Managing the marketing strategy in less developed countries

The implications of pursuing a global marketing strategy are that organizations must continually expand into what are likely to be less attractive markets, perhaps tertiary opportunities from Harrell and Kiefer’s Model or incipient markets in Gilligan and Hird’s Model. Typically these will be the less attractive markets because of the associated political and economic risks of entering less developed markets, more difficult trading conditions and barriers to ‘free’ trade. By comparison with the firms’ existing markets, to achieve similar short-term business gains, these emerging markets may demand disproportionately high investment in management time and financial resources as well as involving the firm in considerable additional risk.

There are, however, some significant advantages of entering newly emerging markets. The following three factors may be the reasons why emerging markets are becoming attractive:

  1. Global companies with good reputation can gain customers relatively quickly in these markets which in the past have been starved of well-known branded products.
  2. Eighty per cent of global income comes from the triad but there is increased maturation of these developed markets because of low birth-rates and aging populations.
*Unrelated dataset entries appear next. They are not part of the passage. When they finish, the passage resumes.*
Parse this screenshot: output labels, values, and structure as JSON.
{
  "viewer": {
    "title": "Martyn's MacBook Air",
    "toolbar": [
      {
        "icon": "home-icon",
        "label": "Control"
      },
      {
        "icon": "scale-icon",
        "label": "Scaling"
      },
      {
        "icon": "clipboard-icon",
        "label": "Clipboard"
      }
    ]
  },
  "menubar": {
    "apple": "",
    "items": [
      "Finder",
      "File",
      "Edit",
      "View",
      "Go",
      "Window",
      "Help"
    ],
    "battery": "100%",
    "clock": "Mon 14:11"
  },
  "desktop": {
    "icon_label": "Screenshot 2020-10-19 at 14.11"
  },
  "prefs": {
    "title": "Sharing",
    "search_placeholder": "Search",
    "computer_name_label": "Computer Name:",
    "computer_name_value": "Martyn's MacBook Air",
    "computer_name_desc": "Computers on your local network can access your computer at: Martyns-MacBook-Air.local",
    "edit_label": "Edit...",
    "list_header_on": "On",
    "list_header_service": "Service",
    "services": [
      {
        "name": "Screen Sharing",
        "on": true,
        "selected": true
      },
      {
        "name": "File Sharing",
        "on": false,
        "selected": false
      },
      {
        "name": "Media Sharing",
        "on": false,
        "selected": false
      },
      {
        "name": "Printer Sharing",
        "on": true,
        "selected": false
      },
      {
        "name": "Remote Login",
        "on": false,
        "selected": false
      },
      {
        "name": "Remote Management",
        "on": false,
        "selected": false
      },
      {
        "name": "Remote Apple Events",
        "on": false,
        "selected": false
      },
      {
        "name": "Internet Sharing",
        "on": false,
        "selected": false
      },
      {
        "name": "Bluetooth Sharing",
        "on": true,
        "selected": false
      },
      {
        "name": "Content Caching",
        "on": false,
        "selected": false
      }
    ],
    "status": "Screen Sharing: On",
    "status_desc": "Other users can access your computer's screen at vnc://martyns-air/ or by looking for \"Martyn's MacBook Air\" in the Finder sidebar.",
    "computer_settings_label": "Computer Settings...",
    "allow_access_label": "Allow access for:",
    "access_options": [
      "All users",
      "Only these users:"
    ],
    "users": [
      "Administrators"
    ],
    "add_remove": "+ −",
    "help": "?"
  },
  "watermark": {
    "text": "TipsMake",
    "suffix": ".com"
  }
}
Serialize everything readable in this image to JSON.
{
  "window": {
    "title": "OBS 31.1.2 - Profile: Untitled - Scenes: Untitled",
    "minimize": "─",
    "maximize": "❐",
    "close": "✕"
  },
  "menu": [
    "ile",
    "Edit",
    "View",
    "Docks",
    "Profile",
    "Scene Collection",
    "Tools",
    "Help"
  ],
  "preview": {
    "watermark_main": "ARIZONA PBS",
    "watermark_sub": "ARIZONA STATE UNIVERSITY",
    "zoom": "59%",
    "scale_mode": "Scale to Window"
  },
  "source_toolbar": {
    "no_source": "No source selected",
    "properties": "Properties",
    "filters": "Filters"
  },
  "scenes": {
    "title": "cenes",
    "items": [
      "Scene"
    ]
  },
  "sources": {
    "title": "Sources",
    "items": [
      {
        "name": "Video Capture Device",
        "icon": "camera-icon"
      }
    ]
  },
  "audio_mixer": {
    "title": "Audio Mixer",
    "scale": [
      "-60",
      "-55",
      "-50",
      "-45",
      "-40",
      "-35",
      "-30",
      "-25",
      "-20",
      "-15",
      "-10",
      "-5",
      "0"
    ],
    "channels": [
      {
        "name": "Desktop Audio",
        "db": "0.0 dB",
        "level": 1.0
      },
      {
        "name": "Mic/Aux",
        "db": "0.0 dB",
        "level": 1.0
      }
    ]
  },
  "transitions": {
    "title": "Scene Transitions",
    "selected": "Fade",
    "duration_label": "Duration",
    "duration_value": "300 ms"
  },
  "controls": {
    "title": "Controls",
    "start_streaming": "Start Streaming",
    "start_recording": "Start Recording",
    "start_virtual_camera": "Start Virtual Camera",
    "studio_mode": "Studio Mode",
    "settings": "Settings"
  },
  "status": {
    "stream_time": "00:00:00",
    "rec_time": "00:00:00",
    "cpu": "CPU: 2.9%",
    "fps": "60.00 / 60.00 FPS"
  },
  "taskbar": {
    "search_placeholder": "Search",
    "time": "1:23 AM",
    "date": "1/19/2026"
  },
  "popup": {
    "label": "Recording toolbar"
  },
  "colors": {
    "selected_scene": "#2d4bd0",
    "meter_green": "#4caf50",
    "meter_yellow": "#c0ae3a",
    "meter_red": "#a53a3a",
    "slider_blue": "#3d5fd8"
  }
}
This means that future growth will be ever more difficult to achieve in developed, operationally less risky markets which are also subjects to more intense competition.
  3. Typically the average rate of growth of the emerging market economies in much higher than in the industrial nations.

The risks associated with specific emerging country market involvement can be substantial, however, and include some of all of the following:

  • financial loss associated with inappropriate investment, such as buying unusable assets, being unable to achieve acceptable levels of performance from the purchased assets, losing the assets by misappropriation to the host country government or to partners;
  • damage to the firm’s reputation through association with the country, its government and intermediaries, especially where they are seen to be corrupt, engage in unacceptable social or business practices, or have close relationships with other countries or organizations which are considered to be corrupt;
  • litigation arising from offering an unacceptable product and/or service to the country, or becoming involved in questionable business practices;
  • prompting an unexpected international competitor response by attacking a market which it considers to be its home territory;
  • initially making arrangements with joint venture partners, distributors, agents or government agencies to secure entry but which become inappropriate in the medium to long term;
  • damage to the firm’s reputation through insensitivity in its operations in the country, when it might be accused of exploiting local labor, the countries resources or causing environmental damage to the country.